*WORK ORDER*
Copy each entry below unchanged; the images do not go in the copy.

*RECORDS*
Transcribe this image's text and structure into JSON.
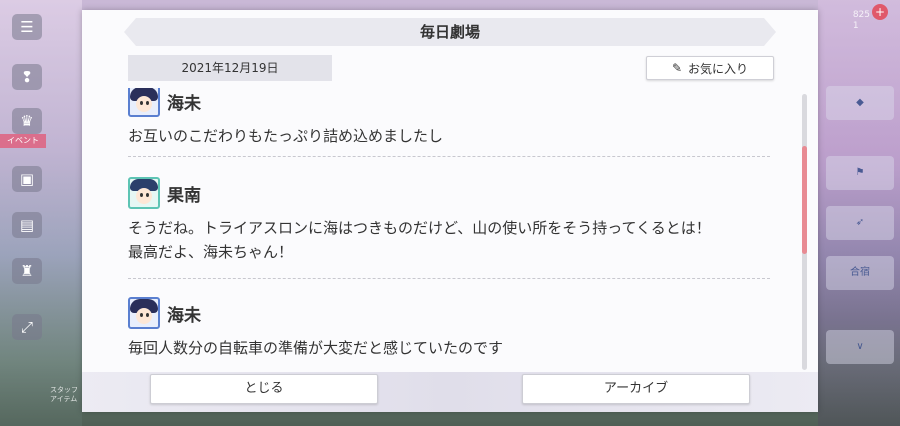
{
  "background": {
    "left_tag": "イベント",
    "left_footer": "スタッフ\nアイテム",
    "right_money": "825\n1",
    "right_badge": "+",
    "right_tile_label": "合宿"
  },
  "dialog": {
    "title": "毎日劇場",
    "date": "2021年12月19日",
    "favorite_label": "お気に入り",
    "messages": [
      {
        "speaker": "海未",
        "lines": [
          "お互いのこだわりもたっぷり詰め込めましたし"
        ]
      },
      {
        "speaker": "果南",
        "lines": [
          "そうだね。トライアスロンに海はつきものだけど、山の使い所をそう持ってくるとは！",
          "最高だよ、海未ちゃん！"
        ]
      },
      {
        "speaker": "海未",
        "lines": [
          "毎回人数分の自転車の準備が大変だと感じていたのです"
        ]
      }
    ],
    "close_label": "とじる",
    "archive_label": "アーカイブ"
  },
  "colors": {
    "accent_scroll": "#e88a93",
    "umi_frame": "#5a7fd0",
    "kanan_frame": "#5dc4b4"
  },
  "icons": {
    "favorite": "pin-icon"
  }
}
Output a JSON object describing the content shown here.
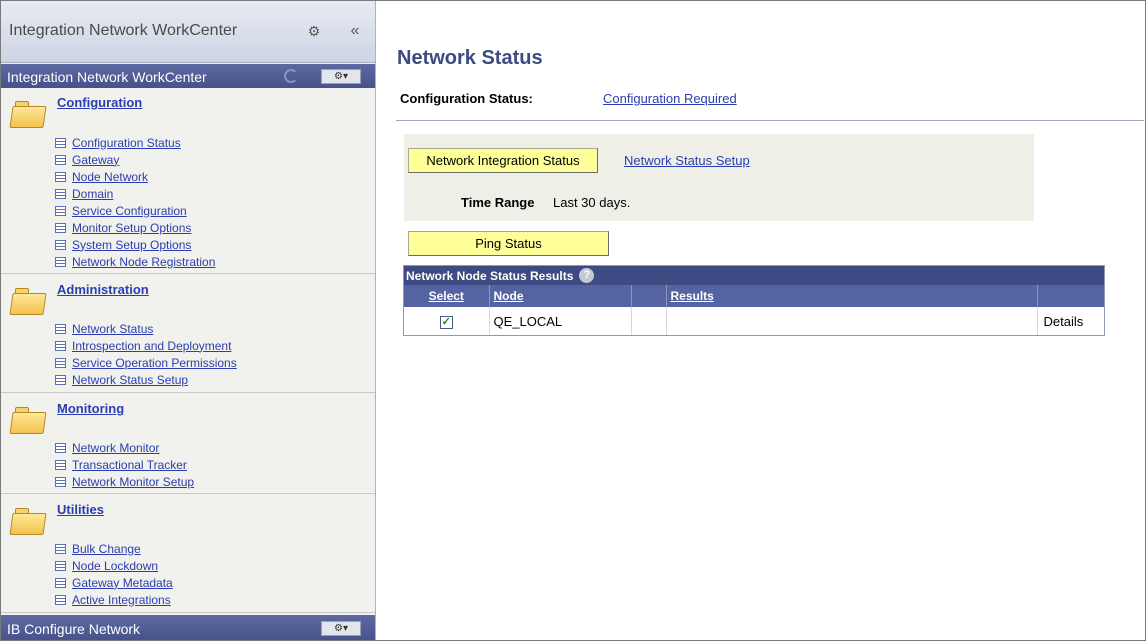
{
  "sidebar": {
    "app_title": "Integration Network WorkCenter",
    "gear_glyph": "⚙",
    "collapse_glyph": "«",
    "pagelet_title": "Integration Network WorkCenter",
    "menu_glyph": "⚙▾",
    "sections": [
      {
        "title": "Configuration",
        "links": [
          "Configuration Status",
          "Gateway",
          "Node Network",
          "Domain",
          "Service Configuration",
          "Monitor Setup Options",
          "System Setup Options",
          "Network Node Registration"
        ]
      },
      {
        "title": "Administration",
        "links": [
          "Network Status",
          "Introspection and Deployment",
          "Service Operation Permissions",
          "Network Status Setup"
        ]
      },
      {
        "title": "Monitoring",
        "links": [
          "Network Monitor",
          "Transactional Tracker",
          "Network Monitor Setup"
        ]
      },
      {
        "title": "Utilities",
        "links": [
          "Bulk Change",
          "Node Lockdown",
          "Gateway Metadata",
          "Active Integrations"
        ]
      }
    ],
    "bottom_pagelet_title": "IB Configure Network"
  },
  "main": {
    "page_title": "Network Status",
    "config_status_label": "Configuration Status:",
    "config_status_value": "Configuration Required",
    "network_integration_status_button": "Network Integration Status",
    "network_status_setup_link": "Network Status Setup",
    "time_range_label": "Time Range",
    "time_range_value": "Last 30 days.",
    "ping_status_button": "Ping Status",
    "grid": {
      "title": "Network Node Status Results",
      "help_glyph": "?",
      "columns": [
        "Select",
        "Node",
        "",
        "Results",
        ""
      ],
      "rows": [
        {
          "selected": true,
          "node": "QE_LOCAL",
          "extra": "",
          "results": "",
          "action": "Details"
        }
      ],
      "check_glyph": "✓"
    }
  }
}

*RESPONSE*
Transcribe this image's text and structure into JSON.
{
  "background": {
    "left_tag": "イベント",
    "left_footer": "スタッフ\nアイテム",
    "right_money": "825\n1",
    "right_badge": "+",
    "right_tile_label": "合宿"
  },
  "dialog": {
    "title": "毎日劇場",
    "date": "2021年12月19日",
    "favorite_label": "お気に入り",
    "messages": [
      {
        "speaker": "海未",
        "lines": [
          "お互いのこだわりもたっぷり詰め込めましたし"
        ]
      },
      {
        "speaker": "果南",
        "lines": [
          "そうだね。トライアスロンに海はつきものだけど、山の使い所をそう持ってくるとは！",
          "最高だよ、海未ちゃん！"
        ]
      },
      {
        "speaker": "海未",
        "lines": [
          "毎回人数分の自転車の準備が大変だと感じていたのです"
        ]
      }
    ],
    "close_label": "とじる",
    "archive_label": "アーカイブ"
  },
  "colors": {
    "accent_scroll": "#e88a93",
    "umi_frame": "#5a7fd0",
    "kanan_frame": "#5dc4b4"
  },
  "icons": {
    "favorite": "pin-icon"
  }
}
Output a JSON object describing the content shown here.
{
  "sidebar": {
    "app_title": "Integration Network WorkCenter",
    "gear_glyph": "⚙",
    "collapse_glyph": "«",
    "pagelet_title": "Integration Network WorkCenter",
    "menu_glyph": "⚙▾",
    "sections": [
      {
        "title": "Configuration",
        "links": [
          "Configuration Status",
          "Gateway",
          "Node Network",
          "Domain",
          "Service Configuration",
          "Monitor Setup Options",
          "System Setup Options",
          "Network Node Registration"
        ]
      },
      {
        "title": "Administration",
        "links": [
          "Network Status",
          "Introspection and Deployment",
          "Service Operation Permissions",
          "Network Status Setup"
        ]
      },
      {
        "title": "Monitoring",
        "links": [
          "Network Monitor",
          "Transactional Tracker",
          "Network Monitor Setup"
        ]
      },
      {
        "title": "Utilities",
        "links": [
          "Bulk Change",
          "Node Lockdown",
          "Gateway Metadata",
          "Active Integrations"
        ]
      }
    ],
    "bottom_pagelet_title": "IB Configure Network"
  },
  "main": {
    "page_title": "Network Status",
    "config_status_label": "Configuration Status:",
    "config_status_value": "Configuration Required",
    "network_integration_status_button": "Network Integration Status",
    "network_status_setup_link": "Network Status Setup",
    "time_range_label": "Time Range",
    "time_range_value": "Last 30 days.",
    "ping_status_button": "Ping Status",
    "grid": {
      "title": "Network Node Status Results",
      "help_glyph": "?",
      "columns": [
        "Select",
        "Node",
        "",
        "Results",
        ""
      ],
      "rows": [
        {
          "selected": true,
          "node": "QE_LOCAL",
          "extra": "",
          "results": "",
          "action": "Details"
        }
      ],
      "check_glyph": "✓"
    }
  }
}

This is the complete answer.